The motion control (or locomotion) system is in charge of controlling
the wheels in order to execute as precisely as possible geometric
trajectories or velocity commands, such as a couple of translational and
rotational speeds. On rough terrains, this control problem is
particularly difficult to achieve, as significant differences between
the reference motion and the actual motion often occur. This is mainly
due to strong wheel slippages caused by loose soil or rough rocky areas.
The problem is that the easiest and cheapest way to measure these
differences is odometry, which by
essence can not detect slippages. In the absence of other means to measure
the motions at high rates, one must develop enhanced motion control strategies to
prevent slippages as much as possible, and to detect them when they occur.
Two difficult situations for locomotion: a steep gravel
slope and a rough rocky area to traverse
Moreover, there are situations where the application of simple motion
commands to all wheels does not help to move at all. For instance, in the
case of loose soil slopes (gravel or sand), all the wheels can slip
together, which results in null motions (or even backward motions !). The

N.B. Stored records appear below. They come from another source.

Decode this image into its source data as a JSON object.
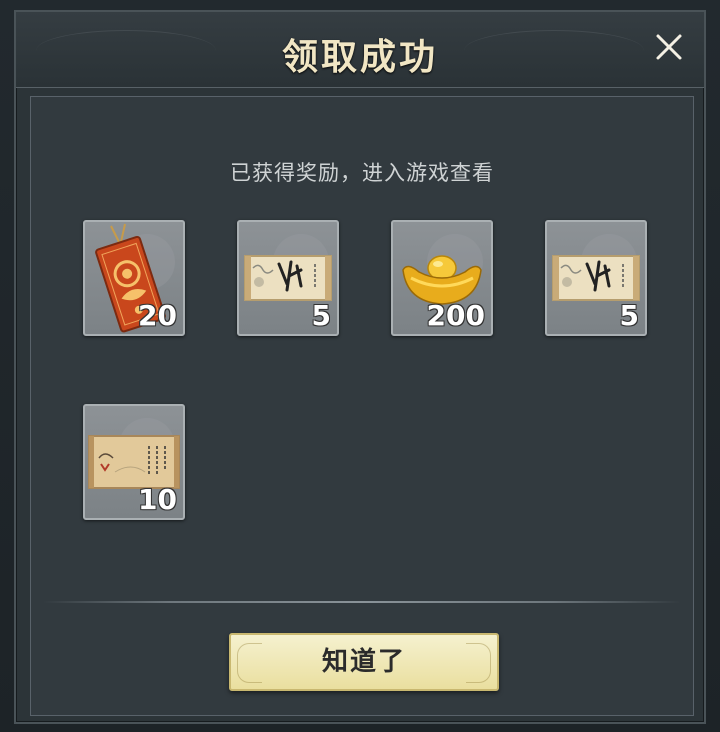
{
  "dialog": {
    "title": "领取成功",
    "subtitle": "已获得奖励，进入游戏查看",
    "confirm_label": "知道了",
    "close_icon": "close-icon"
  },
  "rewards": [
    {
      "name": "red-tag-item",
      "icon": "red-tag-icon",
      "count": "20"
    },
    {
      "name": "calligraphy-scroll-item",
      "icon": "scroll-icon",
      "count": "5"
    },
    {
      "name": "gold-ingot-item",
      "icon": "gold-ingot-icon",
      "count": "200"
    },
    {
      "name": "calligraphy-scroll-item",
      "icon": "scroll-icon",
      "count": "5"
    },
    {
      "name": "painting-scroll-item",
      "icon": "painting-scroll-icon",
      "count": "10"
    }
  ],
  "colors": {
    "title": "#f1e6c4",
    "button_bg": "#eadf9f",
    "panel_bg": "#323a3f"
  }
}
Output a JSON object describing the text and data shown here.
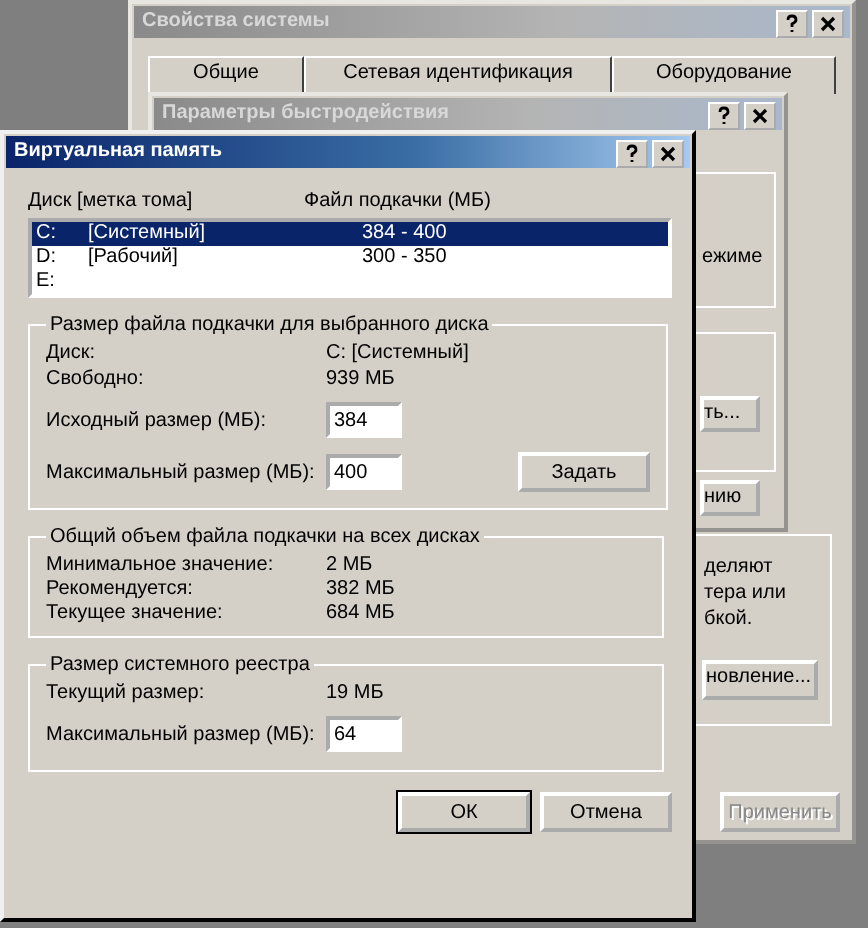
{
  "system_window": {
    "title": "Свойства системы",
    "tabs": [
      {
        "label": "Общие",
        "selected": false
      },
      {
        "label": "Сетевая идентификация",
        "selected": false
      },
      {
        "label": "Оборудование",
        "selected": false
      }
    ],
    "fragments": [
      {
        "kind": "label",
        "text": "деляют"
      },
      {
        "kind": "label",
        "text": "тера или"
      },
      {
        "kind": "label",
        "text": "бкой."
      },
      {
        "kind": "button",
        "text": "новление..."
      }
    ],
    "buttons": [
      {
        "label": "Применить",
        "disabled": true
      }
    ]
  },
  "performance_window": {
    "title": "Параметры быстродействия",
    "fragments": [
      {
        "kind": "label",
        "text": "ежиме"
      },
      {
        "kind": "button",
        "text": "ть..."
      },
      {
        "kind": "button",
        "text": "нию"
      }
    ]
  },
  "virtual_memory_window": {
    "title": "Виртуальная память",
    "list_columns": [
      "Диск [метка тома]",
      "Файл подкачки (МБ)"
    ],
    "drives": [
      {
        "letter": "C:",
        "label": "[Системный]",
        "size": "384 - 400",
        "selected": true
      },
      {
        "letter": "D:",
        "label": "[Рабочий]",
        "size": "300 - 350",
        "selected": false
      },
      {
        "letter": "E:",
        "selected": false
      }
    ],
    "selected_drive": {
      "title": "Размер файла подкачки для выбранного диска",
      "drive_label": "Диск:",
      "drive_value": "C:  [Системный]",
      "free_label": "Свободно:",
      "free_value": "939 МБ",
      "initial_label": "Исходный размер (МБ):",
      "initial_value": "384",
      "max_label": "Максимальный размер (МБ):",
      "max_value": "400",
      "set_button": "Задать"
    },
    "totals": {
      "title": "Общий объем файла подкачки на всех дисках",
      "rows": [
        {
          "label": "Минимальное значение:",
          "value": "2 МБ"
        },
        {
          "label": "Рекомендуется:",
          "value": "382 МБ"
        },
        {
          "label": "Текущее значение:",
          "value": "684 МБ"
        }
      ]
    },
    "registry": {
      "title": "Размер системного реестра",
      "current_label": "Текущий размер:",
      "current_value": "19 МБ",
      "max_label": "Максимальный размер (МБ):",
      "max_value": "64"
    },
    "buttons": [
      "ОК",
      "Отмена"
    ]
  }
}
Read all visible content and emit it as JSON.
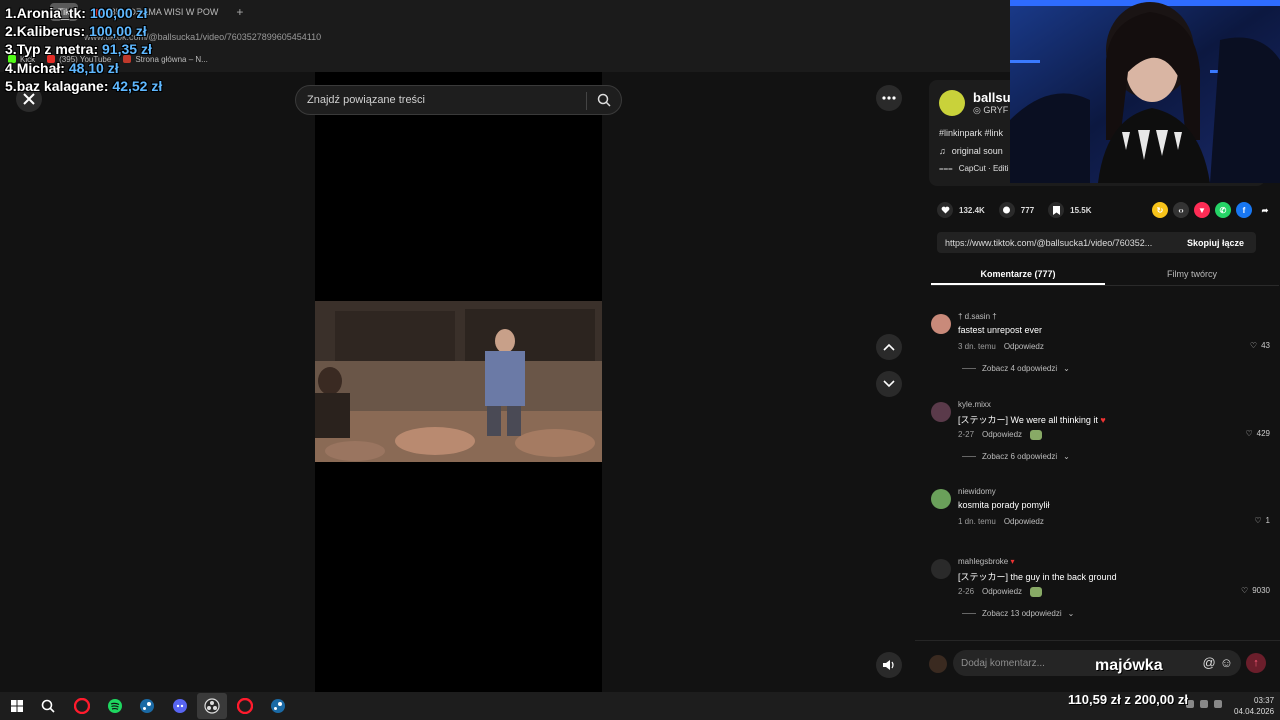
{
  "browser": {
    "tabs": [
      {
        "label": "(85) \"DRAMA WISI W POW"
      }
    ],
    "active_tab_label": "Tik",
    "url": "www.tiktok.com/@ballsucka1/video/7603527899605454110",
    "bookmarks": [
      "Kick",
      "(395) YouTube",
      "Strona główna – N..."
    ]
  },
  "donations": [
    {
      "rank": "1.",
      "name": "Aronia_tk:",
      "amount": "100,00 zł"
    },
    {
      "rank": "2.",
      "name": "Kaliberus:",
      "amount": "100,00 zł"
    },
    {
      "rank": "3.",
      "name": "Typ z metra:",
      "amount": "91,35 zł"
    },
    {
      "rank": "4.",
      "name": "Michał:",
      "amount": "48,10 zł"
    },
    {
      "rank": "5.",
      "name": "baz kalagane:",
      "amount": "42,52 zł"
    }
  ],
  "video": {
    "search_placeholder": "Znajdź powiązane treści"
  },
  "author": {
    "name": "ballsu",
    "sub": "◎ GRYF",
    "hashtags": "#linkinpark #link",
    "music": "original soun",
    "capcut": "CapCut · Editi"
  },
  "stats": {
    "likes": "132.4K",
    "comments": "777",
    "saves": "15.5K"
  },
  "link": {
    "url": "https://www.tiktok.com/@ballsucka1/video/760352...",
    "copy_label": "Skopiuj łącze"
  },
  "panel_tabs": [
    {
      "label": "Komentarze (777)",
      "active": true
    },
    {
      "label": "Filmy twórcy",
      "active": false
    }
  ],
  "comments": [
    {
      "user": "† d.sasin †",
      "text": "fastest unrepost ever",
      "date": "3 dn. temu",
      "reply": "Odpowiedz",
      "likes": "43",
      "more": "Zobacz 4 odpowiedzi",
      "avatar_color": "#c98a7a"
    },
    {
      "user": "kyle.mixx",
      "text": "[ステッカー] We were all thinking it",
      "date": "2-27",
      "reply": "Odpowiedz",
      "likes": "429",
      "more": "Zobacz 6 odpowiedzi",
      "avatar_color": "#5a3a4a"
    },
    {
      "user": "niewidomy",
      "text": "kosmita porady pomylił",
      "date": "1 dn. temu",
      "reply": "Odpowiedz",
      "likes": "1",
      "more": "",
      "avatar_color": "#6aa05a"
    },
    {
      "user": "mahlegsbroke",
      "text": "[ステッカー] the guy in the back ground",
      "date": "2-26",
      "reply": "Odpowiedz",
      "likes": "9030",
      "more": "Zobacz 13 odpowiedzi",
      "avatar_color": "#2a2a2a"
    }
  ],
  "comment_input": {
    "placeholder": "Dodaj komentarz...",
    "overlay_word": "majówka"
  },
  "goal": "110,59 zł z 200,00 zł",
  "clock": {
    "time": "03:37",
    "date": "04.04.2026"
  },
  "colors": {
    "accent_blue": "#5fb8ff",
    "tiktok_red": "#fe2c55"
  }
}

rover Lama is endowed with a peristaltic motion mode, which can
help to cope with such situations.